*** Begin section ***

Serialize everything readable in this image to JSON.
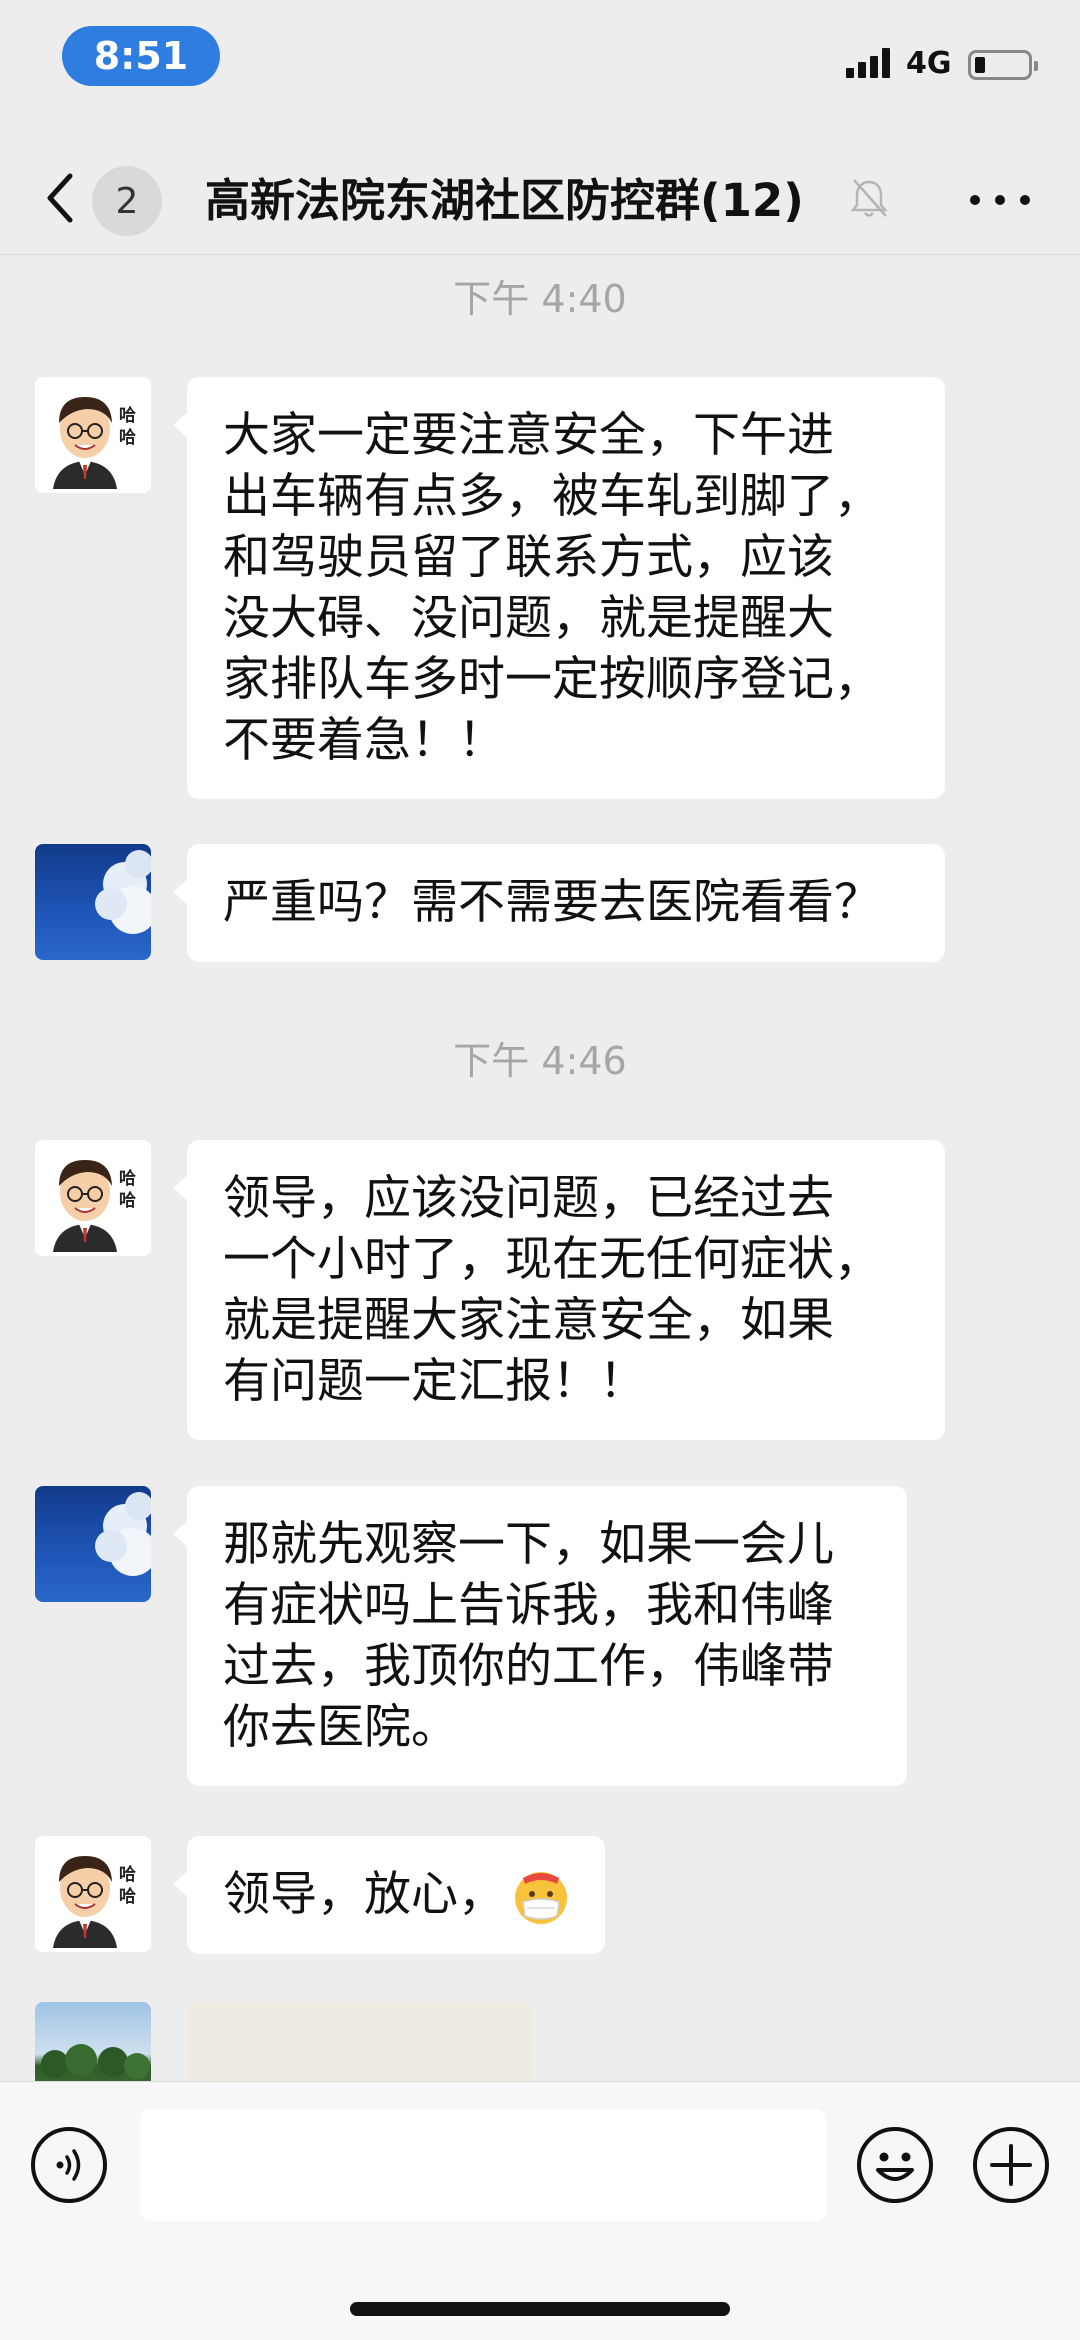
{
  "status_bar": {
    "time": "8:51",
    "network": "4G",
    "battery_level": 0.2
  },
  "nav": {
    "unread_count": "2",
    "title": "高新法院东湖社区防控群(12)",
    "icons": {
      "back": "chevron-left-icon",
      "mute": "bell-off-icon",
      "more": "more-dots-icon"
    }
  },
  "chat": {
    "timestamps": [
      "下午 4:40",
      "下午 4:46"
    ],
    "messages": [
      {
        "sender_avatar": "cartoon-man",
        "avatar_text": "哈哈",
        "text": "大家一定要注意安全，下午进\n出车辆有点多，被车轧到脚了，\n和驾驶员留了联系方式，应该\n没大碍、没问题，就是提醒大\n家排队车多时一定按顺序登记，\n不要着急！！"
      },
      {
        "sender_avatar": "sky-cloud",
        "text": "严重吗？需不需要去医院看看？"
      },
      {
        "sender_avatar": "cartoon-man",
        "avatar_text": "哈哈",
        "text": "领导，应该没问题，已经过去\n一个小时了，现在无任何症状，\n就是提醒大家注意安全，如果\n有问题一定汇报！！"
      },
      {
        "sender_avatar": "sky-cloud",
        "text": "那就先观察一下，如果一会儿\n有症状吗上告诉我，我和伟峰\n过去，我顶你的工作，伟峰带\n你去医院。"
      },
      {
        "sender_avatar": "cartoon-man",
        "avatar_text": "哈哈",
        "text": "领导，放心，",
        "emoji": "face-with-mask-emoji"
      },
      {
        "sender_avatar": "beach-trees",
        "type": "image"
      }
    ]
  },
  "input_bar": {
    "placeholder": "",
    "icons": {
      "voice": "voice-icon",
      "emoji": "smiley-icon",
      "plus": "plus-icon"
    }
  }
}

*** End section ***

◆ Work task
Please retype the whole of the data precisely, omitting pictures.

◆ Answer for the task
Serialize everything readable in this image to JSON.
{
  "status_bar": {
    "time": "8:51",
    "network": "4G",
    "battery_level": 0.2
  },
  "nav": {
    "unread_count": "2",
    "title": "高新法院东湖社区防控群(12)",
    "icons": {
      "back": "chevron-left-icon",
      "mute": "bell-off-icon",
      "more": "more-dots-icon"
    }
  },
  "chat": {
    "timestamps": [
      "下午 4:40",
      "下午 4:46"
    ],
    "messages": [
      {
        "sender_avatar": "cartoon-man",
        "avatar_text": "哈哈",
        "text": "大家一定要注意安全，下午进\n出车辆有点多，被车轧到脚了，\n和驾驶员留了联系方式，应该\n没大碍、没问题，就是提醒大\n家排队车多时一定按顺序登记，\n不要着急！！"
      },
      {
        "sender_avatar": "sky-cloud",
        "text": "严重吗？需不需要去医院看看？"
      },
      {
        "sender_avatar": "cartoon-man",
        "avatar_text": "哈哈",
        "text": "领导，应该没问题，已经过去\n一个小时了，现在无任何症状，\n就是提醒大家注意安全，如果\n有问题一定汇报！！"
      },
      {
        "sender_avatar": "sky-cloud",
        "text": "那就先观察一下，如果一会儿\n有症状吗上告诉我，我和伟峰\n过去，我顶你的工作，伟峰带\n你去医院。"
      },
      {
        "sender_avatar": "cartoon-man",
        "avatar_text": "哈哈",
        "text": "领导，放心，",
        "emoji": "face-with-mask-emoji"
      },
      {
        "sender_avatar": "beach-trees",
        "type": "image"
      }
    ]
  },
  "input_bar": {
    "placeholder": "",
    "icons": {
      "voice": "voice-icon",
      "emoji": "smiley-icon",
      "plus": "plus-icon"
    }
  }
}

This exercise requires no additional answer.